* _WHAT IS EXPECTED_: What's needed is an exact copy of all the data below, without pictures.

* _AVAILABLE DATA_:
####################
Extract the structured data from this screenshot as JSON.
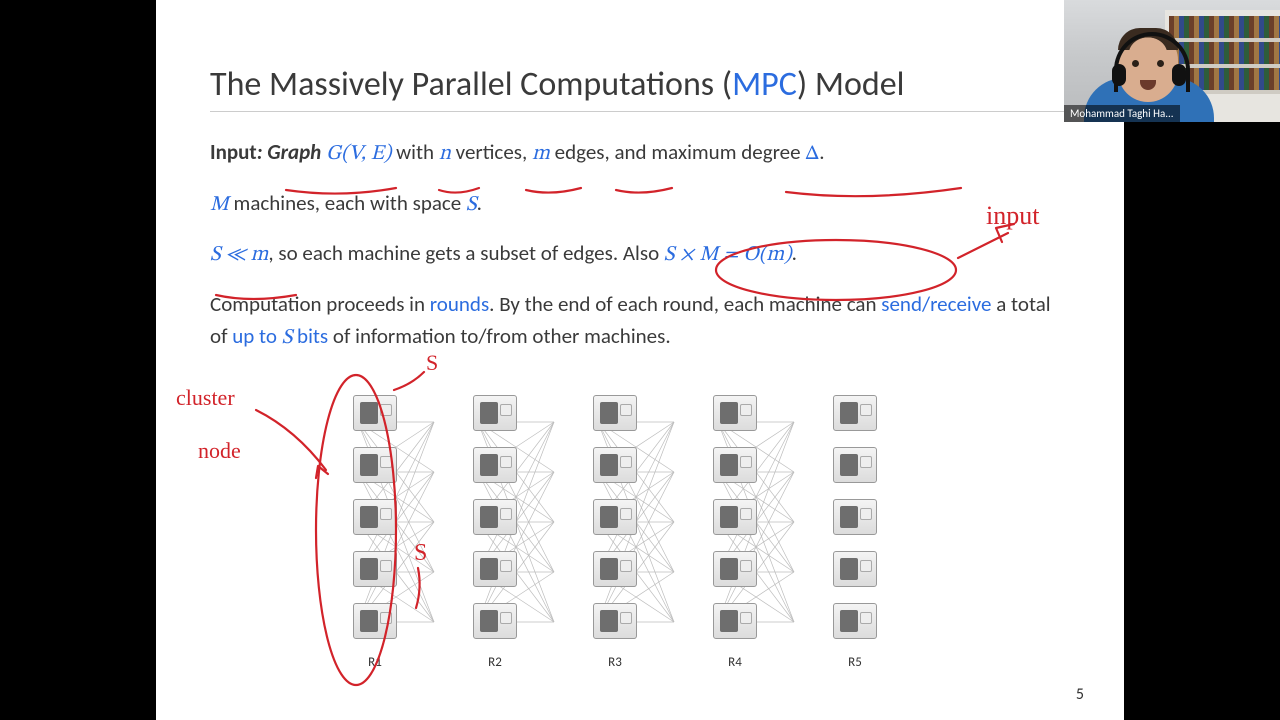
{
  "title": {
    "pre": "The Massively Parallel Computations (",
    "em": "MPC",
    "post": ") Model"
  },
  "line1": {
    "t1": "Input",
    "t2": ": Graph ",
    "g": "G(V, E)",
    "t3": " with ",
    "n": "n",
    "t4": " vertices, ",
    "m": "m",
    "t5": " edges, and maximum degree ",
    "delta": "Δ",
    "dot": "."
  },
  "line2": {
    "M": "M",
    "t1": " machines, each with space ",
    "S": "S",
    "dot": "."
  },
  "line3": {
    "rel": "S ≪ m",
    "t1": ", so each machine gets a subset of edges. Also ",
    "sm": "S × M = O(m)",
    "dot": "."
  },
  "line4": {
    "t1": "Computation proceeds in ",
    "rounds": "rounds",
    "t2": ". By the end of each round, each machine can ",
    "sr": "send/receive",
    "t3": " a total of ",
    "us": "up to ",
    "S": "S",
    "us2": " bits",
    "t4": " of information to/from other machines."
  },
  "columns": [
    "R1",
    "R2",
    "R3",
    "R4",
    "R5"
  ],
  "annotations": {
    "cluster": "cluster",
    "node": "node",
    "input": "input",
    "s_label": "S"
  },
  "pagenum": "5",
  "webcam_name": "Mohammad Taghi Ha..."
}
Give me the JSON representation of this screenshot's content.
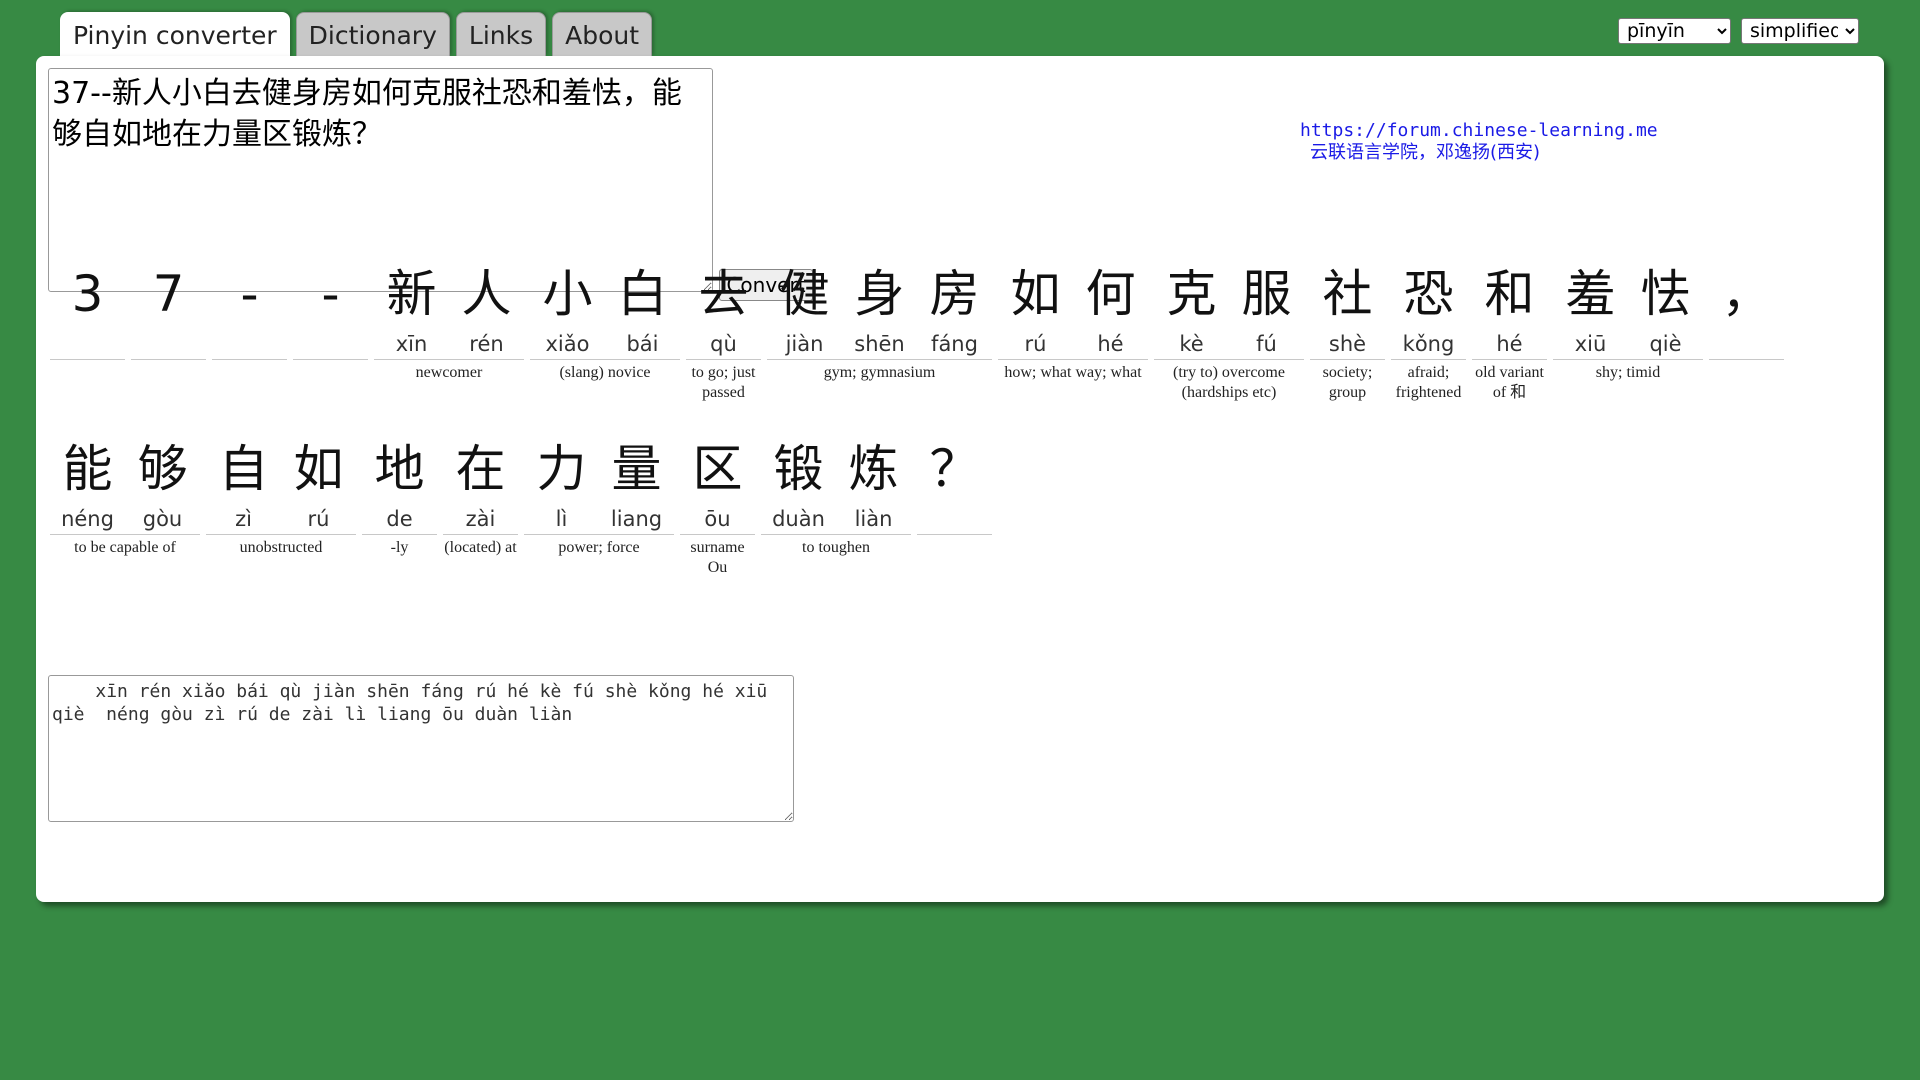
{
  "tabs": [
    {
      "label": "Pinyin converter",
      "active": true
    },
    {
      "label": "Dictionary",
      "active": false
    },
    {
      "label": "Links",
      "active": false
    },
    {
      "label": "About",
      "active": false
    }
  ],
  "script_select": {
    "selected": "pīnyīn"
  },
  "variant_select": {
    "selected": "simplified"
  },
  "input": {
    "value": "37--新人小白去健身房如何克服社恐和羞怯，能够自如地在力量区锻炼？"
  },
  "convert_label": "Convert",
  "credit": {
    "url": "https://forum.chinese-learning.me",
    "org": "云联语言学院，邓逸扬(西安)"
  },
  "result_rows": [
    {
      "words": [
        {
          "chars": [
            {
              "h": "3",
              "p": ""
            }
          ],
          "gloss": ""
        },
        {
          "chars": [
            {
              "h": "7",
              "p": ""
            }
          ],
          "gloss": ""
        },
        {
          "chars": [
            {
              "h": "-",
              "p": ""
            }
          ],
          "gloss": ""
        },
        {
          "chars": [
            {
              "h": "-",
              "p": ""
            }
          ],
          "gloss": ""
        },
        {
          "chars": [
            {
              "h": "新",
              "p": "xīn"
            },
            {
              "h": "人",
              "p": "rén"
            }
          ],
          "gloss": "newcomer"
        },
        {
          "chars": [
            {
              "h": "小",
              "p": "xiǎo"
            },
            {
              "h": "白",
              "p": "bái"
            }
          ],
          "gloss": "(slang) novice"
        },
        {
          "chars": [
            {
              "h": "去",
              "p": "qù"
            }
          ],
          "gloss": "to go; just passed"
        },
        {
          "chars": [
            {
              "h": "健",
              "p": "jiàn"
            },
            {
              "h": "身",
              "p": "shēn"
            },
            {
              "h": "房",
              "p": "fáng"
            }
          ],
          "gloss": "gym; gymnasium"
        },
        {
          "chars": [
            {
              "h": "如",
              "p": "rú"
            },
            {
              "h": "何",
              "p": "hé"
            }
          ],
          "gloss": "how; what way; what"
        },
        {
          "chars": [
            {
              "h": "克",
              "p": "kè"
            },
            {
              "h": "服",
              "p": "fú"
            }
          ],
          "gloss": "(try to) overcome (hardships etc)"
        },
        {
          "chars": [
            {
              "h": "社",
              "p": "shè"
            }
          ],
          "gloss": "society; group"
        },
        {
          "chars": [
            {
              "h": "恐",
              "p": "kǒng"
            }
          ],
          "gloss": "afraid; frightened"
        },
        {
          "chars": [
            {
              "h": "和",
              "p": "hé"
            }
          ],
          "gloss": "old variant of 和"
        },
        {
          "chars": [
            {
              "h": "羞",
              "p": "xiū"
            },
            {
              "h": "怯",
              "p": "qiè"
            }
          ],
          "gloss": "shy; timid"
        },
        {
          "chars": [
            {
              "h": "，",
              "p": ""
            }
          ],
          "gloss": ""
        }
      ]
    },
    {
      "words": [
        {
          "chars": [
            {
              "h": "能",
              "p": "néng"
            },
            {
              "h": "够",
              "p": "gòu"
            }
          ],
          "gloss": "to be capable of"
        },
        {
          "chars": [
            {
              "h": "自",
              "p": "zì"
            },
            {
              "h": "如",
              "p": "rú"
            }
          ],
          "gloss": "unobstructed"
        },
        {
          "chars": [
            {
              "h": "地",
              "p": "de"
            }
          ],
          "gloss": "-ly"
        },
        {
          "chars": [
            {
              "h": "在",
              "p": "zài"
            }
          ],
          "gloss": "(located) at"
        },
        {
          "chars": [
            {
              "h": "力",
              "p": "lì"
            },
            {
              "h": "量",
              "p": "liang"
            }
          ],
          "gloss": "power; force"
        },
        {
          "chars": [
            {
              "h": "区",
              "p": "ōu"
            }
          ],
          "gloss": "surname Ou"
        },
        {
          "chars": [
            {
              "h": "锻",
              "p": "duàn"
            },
            {
              "h": "炼",
              "p": "liàn"
            }
          ],
          "gloss": "to toughen"
        },
        {
          "chars": [
            {
              "h": "？",
              "p": ""
            }
          ],
          "gloss": ""
        }
      ]
    }
  ],
  "output": {
    "value": "    xīn rén xiǎo bái qù jiàn shēn fáng rú hé kè fú shè kǒng hé xiū qiè  néng gòu zì rú de zài lì liang ōu duàn liàn"
  }
}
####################
* _COMPLETED EXERCISE_:
Extract the structured data from this screenshot as JSON.
{
  "title": {
    "pre": "The Massively Parallel Computations (",
    "em": "MPC",
    "post": ") Model"
  },
  "line1": {
    "t1": "Input",
    "t2": ": Graph ",
    "g": "G(V, E)",
    "t3": " with ",
    "n": "n",
    "t4": " vertices, ",
    "m": "m",
    "t5": " edges, and maximum degree ",
    "delta": "Δ",
    "dot": "."
  },
  "line2": {
    "M": "M",
    "t1": " machines, each with space ",
    "S": "S",
    "dot": "."
  },
  "line3": {
    "rel": "S ≪ m",
    "t1": ", so each machine gets a subset of edges. Also ",
    "sm": "S × M = O(m)",
    "dot": "."
  },
  "line4": {
    "t1": "Computation proceeds in ",
    "rounds": "rounds",
    "t2": ". By the end of each round, each machine can ",
    "sr": "send/receive",
    "t3": " a total of ",
    "us": "up to ",
    "S": "S",
    "us2": " bits",
    "t4": " of information to/from other machines."
  },
  "columns": [
    "R1",
    "R2",
    "R3",
    "R4",
    "R5"
  ],
  "annotations": {
    "cluster": "cluster",
    "node": "node",
    "input": "input",
    "s_label": "S"
  },
  "pagenum": "5",
  "webcam_name": "Mohammad Taghi Ha..."
}
Give me the JSON representation of this screenshot's content.
{
  "tabs": [
    {
      "label": "Pinyin converter",
      "active": true
    },
    {
      "label": "Dictionary",
      "active": false
    },
    {
      "label": "Links",
      "active": false
    },
    {
      "label": "About",
      "active": false
    }
  ],
  "script_select": {
    "selected": "pīnyīn"
  },
  "variant_select": {
    "selected": "simplified"
  },
  "input": {
    "value": "37--新人小白去健身房如何克服社恐和羞怯，能够自如地在力量区锻炼？"
  },
  "convert_label": "Convert",
  "credit": {
    "url": "https://forum.chinese-learning.me",
    "org": "云联语言学院，邓逸扬(西安)"
  },
  "result_rows": [
    {
      "words": [
        {
          "chars": [
            {
              "h": "3",
              "p": ""
            }
          ],
          "gloss": ""
        },
        {
          "chars": [
            {
              "h": "7",
              "p": ""
            }
          ],
          "gloss": ""
        },
        {
          "chars": [
            {
              "h": "-",
              "p": ""
            }
          ],
          "gloss": ""
        },
        {
          "chars": [
            {
              "h": "-",
              "p": ""
            }
          ],
          "gloss": ""
        },
        {
          "chars": [
            {
              "h": "新",
              "p": "xīn"
            },
            {
              "h": "人",
              "p": "rén"
            }
          ],
          "gloss": "newcomer"
        },
        {
          "chars": [
            {
              "h": "小",
              "p": "xiǎo"
            },
            {
              "h": "白",
              "p": "bái"
            }
          ],
          "gloss": "(slang) novice"
        },
        {
          "chars": [
            {
              "h": "去",
              "p": "qù"
            }
          ],
          "gloss": "to go; just passed"
        },
        {
          "chars": [
            {
              "h": "健",
              "p": "jiàn"
            },
            {
              "h": "身",
              "p": "shēn"
            },
            {
              "h": "房",
              "p": "fáng"
            }
          ],
          "gloss": "gym; gymnasium"
        },
        {
          "chars": [
            {
              "h": "如",
              "p": "rú"
            },
            {
              "h": "何",
              "p": "hé"
            }
          ],
          "gloss": "how; what way; what"
        },
        {
          "chars": [
            {
              "h": "克",
              "p": "kè"
            },
            {
              "h": "服",
              "p": "fú"
            }
          ],
          "gloss": "(try to) overcome (hardships etc)"
        },
        {
          "chars": [
            {
              "h": "社",
              "p": "shè"
            }
          ],
          "gloss": "society; group"
        },
        {
          "chars": [
            {
              "h": "恐",
              "p": "kǒng"
            }
          ],
          "gloss": "afraid; frightened"
        },
        {
          "chars": [
            {
              "h": "和",
              "p": "hé"
            }
          ],
          "gloss": "old variant of 和"
        },
        {
          "chars": [
            {
              "h": "羞",
              "p": "xiū"
            },
            {
              "h": "怯",
              "p": "qiè"
            }
          ],
          "gloss": "shy; timid"
        },
        {
          "chars": [
            {
              "h": "，",
              "p": ""
            }
          ],
          "gloss": ""
        }
      ]
    },
    {
      "words": [
        {
          "chars": [
            {
              "h": "能",
              "p": "néng"
            },
            {
              "h": "够",
              "p": "gòu"
            }
          ],
          "gloss": "to be capable of"
        },
        {
          "chars": [
            {
              "h": "自",
              "p": "zì"
            },
            {
              "h": "如",
              "p": "rú"
            }
          ],
          "gloss": "unobstructed"
        },
        {
          "chars": [
            {
              "h": "地",
              "p": "de"
            }
          ],
          "gloss": "-ly"
        },
        {
          "chars": [
            {
              "h": "在",
              "p": "zài"
            }
          ],
          "gloss": "(located) at"
        },
        {
          "chars": [
            {
              "h": "力",
              "p": "lì"
            },
            {
              "h": "量",
              "p": "liang"
            }
          ],
          "gloss": "power; force"
        },
        {
          "chars": [
            {
              "h": "区",
              "p": "ōu"
            }
          ],
          "gloss": "surname Ou"
        },
        {
          "chars": [
            {
              "h": "锻",
              "p": "duàn"
            },
            {
              "h": "炼",
              "p": "liàn"
            }
          ],
          "gloss": "to toughen"
        },
        {
          "chars": [
            {
              "h": "？",
              "p": ""
            }
          ],
          "gloss": ""
        }
      ]
    }
  ],
  "output": {
    "value": "    xīn rén xiǎo bái qù jiàn shēn fáng rú hé kè fú shè kǒng hé xiū qiè  néng gòu zì rú de zài lì liang ōu duàn liàn"
  }
}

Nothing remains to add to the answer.